UniChem reiterated its claim that the merger of the businesses would lead to "material earnings enhancement" after the first year. Lord Rippon, the chairman, said annual cost savings would run at over pounds 15m in the first 12 months and in excess of pounds 20m thereafter. The enlarged group would create a UK leader in pharmacy retailing, the distribution of prescription drugs to independent chemists and the wholesaling of veterinary products.
But Gehe, which is mounting a rival pounds 651m bid for Lloyds, countered that gearing would soar to nearly 490 per cent if the two businesses were put together. The figures were based on UniChem's average debt level of pounds 128m for last year, a spokesman for the German group said, and were before estimated restructuring and certain bid costs. That level of debt will leave the group vulnerable, he claimed. "We think this is something to be questioned, particularly as at the time of the last rights issue in 1994 [Lloyds] said it wanted to cut gearing, then standing at 36 per cent."
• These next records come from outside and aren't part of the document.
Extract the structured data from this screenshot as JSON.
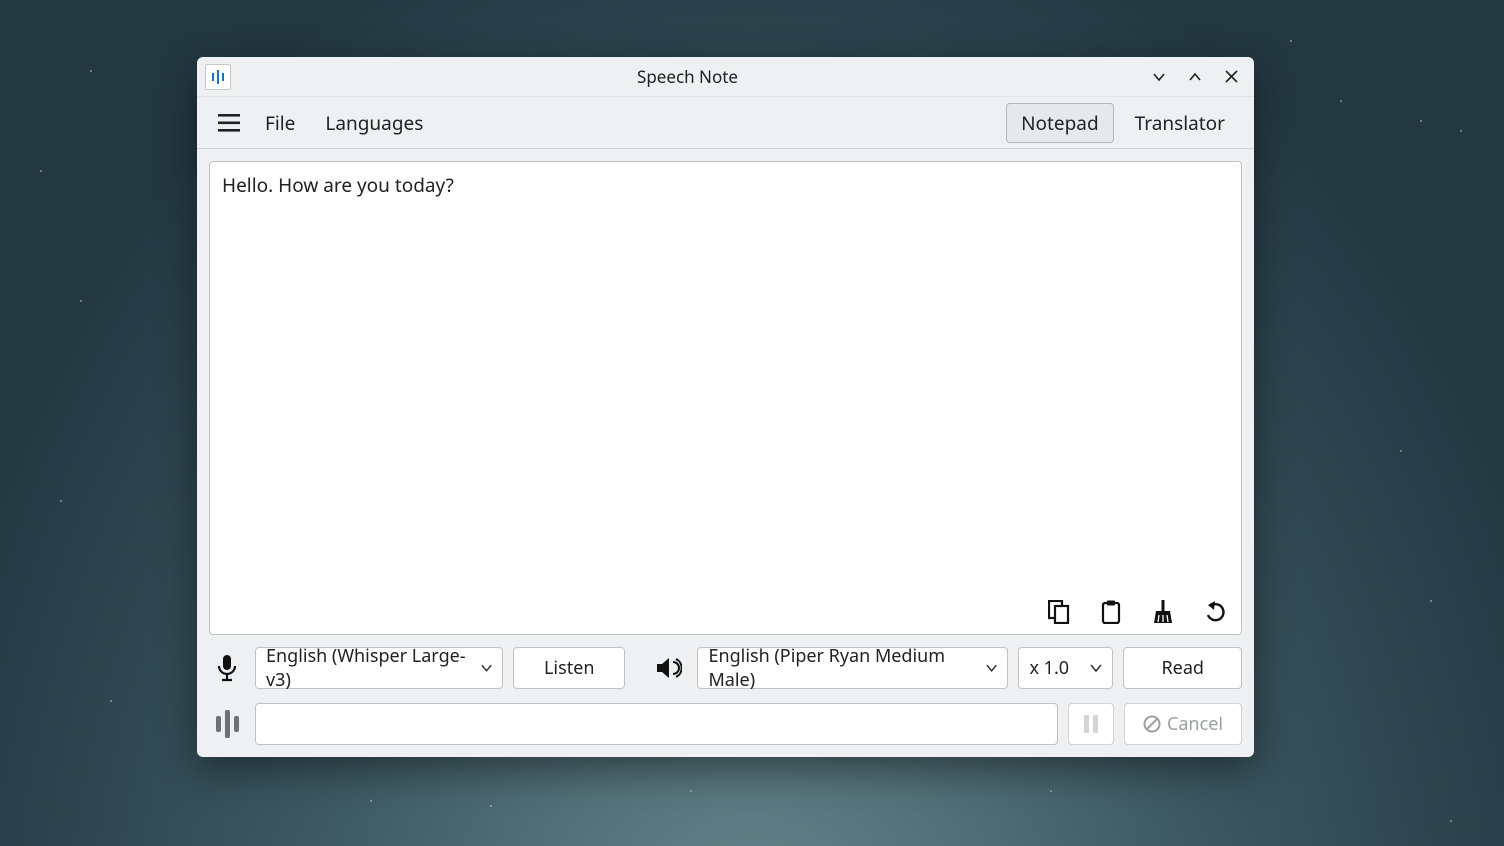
{
  "window": {
    "title": "Speech Note"
  },
  "menu": {
    "file": "File",
    "languages": "Languages"
  },
  "tabs": {
    "notepad": "Notepad",
    "translator": "Translator",
    "active": "notepad"
  },
  "note": {
    "text": "Hello. How are you today?"
  },
  "stt": {
    "model": "English (Whisper Large-v3)",
    "listen_label": "Listen"
  },
  "tts": {
    "voice": "English (Piper Ryan Medium Male)",
    "speed": "x 1.0",
    "read_label": "Read"
  },
  "controls": {
    "cancel_label": "Cancel"
  }
}
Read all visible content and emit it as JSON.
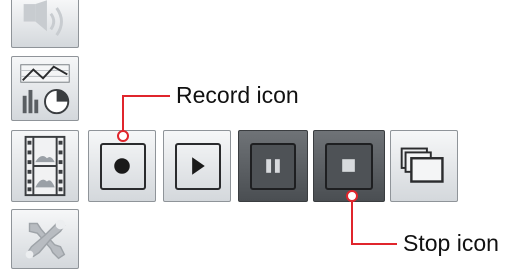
{
  "sidebar": {
    "items": [
      {
        "icon": "speaker-icon"
      },
      {
        "icon": "chart-icon"
      },
      {
        "icon": "film-icon"
      },
      {
        "icon": "tools-icon"
      }
    ]
  },
  "toolbar": {
    "buttons": [
      {
        "icon": "record-icon",
        "state": "normal"
      },
      {
        "icon": "play-icon",
        "state": "normal"
      },
      {
        "icon": "pause-icon",
        "state": "pressed"
      },
      {
        "icon": "stop-icon",
        "state": "pressed"
      },
      {
        "icon": "windows-icon",
        "state": "normal"
      }
    ]
  },
  "callouts": {
    "record_label": "Record icon",
    "stop_label": "Stop icon",
    "line_color": "#e0252c"
  }
}
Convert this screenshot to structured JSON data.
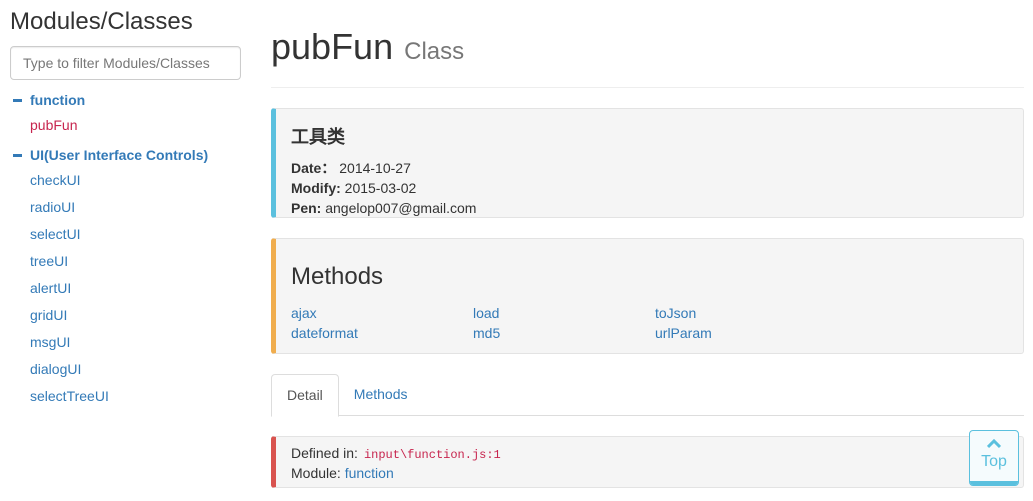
{
  "sidebar": {
    "title": "Modules/Classes",
    "filter_placeholder": "Type to filter Modules/Classes",
    "groups": [
      {
        "label": "function",
        "items": [
          "pubFun"
        ]
      },
      {
        "label": "UI(User Interface Controls)",
        "items": [
          "checkUI",
          "radioUI",
          "selectUI",
          "treeUI",
          "alertUI",
          "gridUI",
          "msgUI",
          "dialogUI",
          "selectTreeUI"
        ]
      }
    ],
    "active_item": "pubFun"
  },
  "header": {
    "title": "pubFun",
    "subtitle": "Class"
  },
  "info": {
    "heading": "工具类",
    "date_label": "Date：",
    "date_value": "2014-10-27",
    "modify_label": "Modify:",
    "modify_value": "2015-03-02",
    "pen_label": "Pen:",
    "pen_value": "angelop007@gmail.com"
  },
  "methods": {
    "heading": "Methods",
    "items": [
      "ajax",
      "load",
      "toJson",
      "dateformat",
      "md5",
      "urlParam"
    ]
  },
  "tabs": [
    {
      "label": "Detail",
      "active": true
    },
    {
      "label": "Methods",
      "active": false
    }
  ],
  "defined": {
    "defined_label": "Defined in:",
    "defined_value": "input\\function.js:1",
    "module_label": "Module:",
    "module_value": "function"
  },
  "top_button": {
    "label": "Top",
    "icon": "chevron-up-icon"
  },
  "colors": {
    "link": "#337ab7",
    "active_link": "#c7254e",
    "info_border": "#5bc0de",
    "methods_border": "#f0ad4e",
    "defined_border": "#d9534f"
  }
}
However, in an immediate riposte, Jeffery Harris, the UniChem chief executive, said Gehe was trotting out all the same old themes. "Contrary to all Gehe's earlier protestations of the diminishing value of Lloyds, their bid of pounds 5 underlines the value we have put on the company. We are confident of delivering value to shareholders from the acquisition."